Gold fell Wednesday after a big selloff in equities during the previous session sparked a dash for cash.
Contracts for April delivery of gold closed down $6.90 at $642.50 an ounce on the Comex division of the New York Mercantile Exchange.
The bullion exchange-traded funds, which hold inventories of the metal, were mixed in recent action, with
streetTracks Gold Shares
up 0.1% and
iShares Comex Gold Trust
hovering around the unchanged mark.
At about the same time Comex floor trading ended Tuesday, a retreat by the major U.S. averages accelerated on concerns that the performance of dicey housing loans may spill over to the broader economy. Stocks dropped roughly 2% in New York.

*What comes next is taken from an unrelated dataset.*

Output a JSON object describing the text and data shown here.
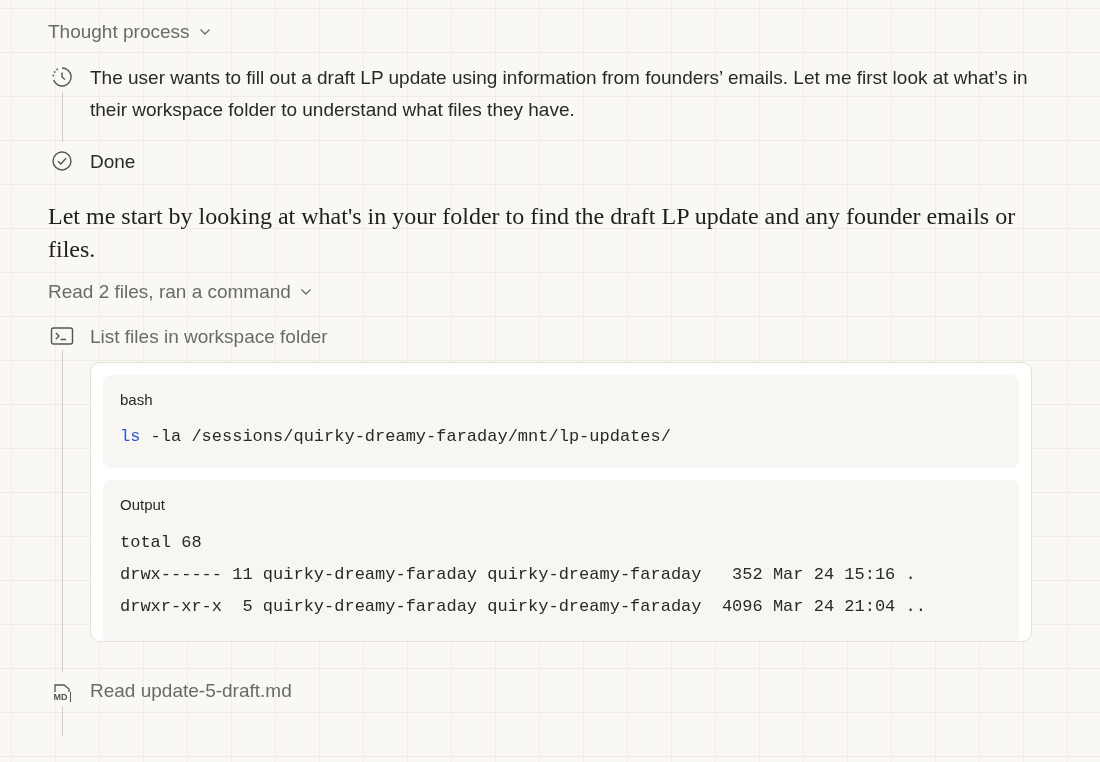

The pullback sent traders scrambling to find cash to cover margin calls.
"We suspect longs have liquidated gold positions to pay for losses in other markets," says Robin Bhar, a metals strategist at UBS in London. "It's another period of risk-aversion that we saw at the beginning of March."

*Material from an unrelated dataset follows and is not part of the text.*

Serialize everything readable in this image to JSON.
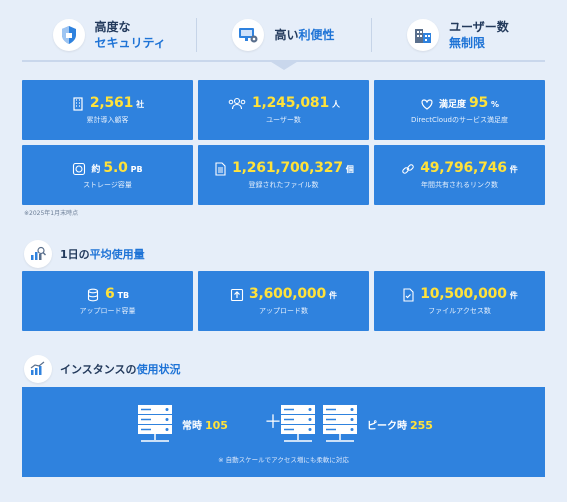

Traders should look for a further dip to around $625, at which point jewelry fabricators will likely provide meaningful price support, says Bhar.
In other news, the Commerce Department reported better-than-expected trade data in the fourth quarter of 2006. The statistics show that imports of goods and services outstripped exports at a softer rate than the consensus forecast.
"The reduction was mostly attributable to lower oil prices," says Peter Morici, an economist at the University of Maryland's business school. "The deficit will be up again soon because oil prices have reversed. It likely won't have much lasting effect on the dollar."
Reaction to the data among foreign-exchange traders was muted, with one dollar buying 116.81 yen, up slightly from 116.36 yen the prior day. Euros were changing hands for $1.3225, up from $1.3192 previously. Over time, the value of gold and that of the dollar tend to move inversely with each other.
Back in gold, the precious metals team at Merrill Lynch in Toronto upped its gold price forecast by $25 to $675 an ounce for 2008 based on a revision of supply and demand fundamentals. But longer term, a decline to around $550 an ounce is expected.
Merrill also raised its rating on shares of
to buy from neutral, boosting the stock 0.2% in recent action.
Elsewhere, shares of
were ahead by 0.2%, while those of
were up 0.6%.
As for base metals, copper contracts closed virtually unchanged at $2.83 a pound on the Comex.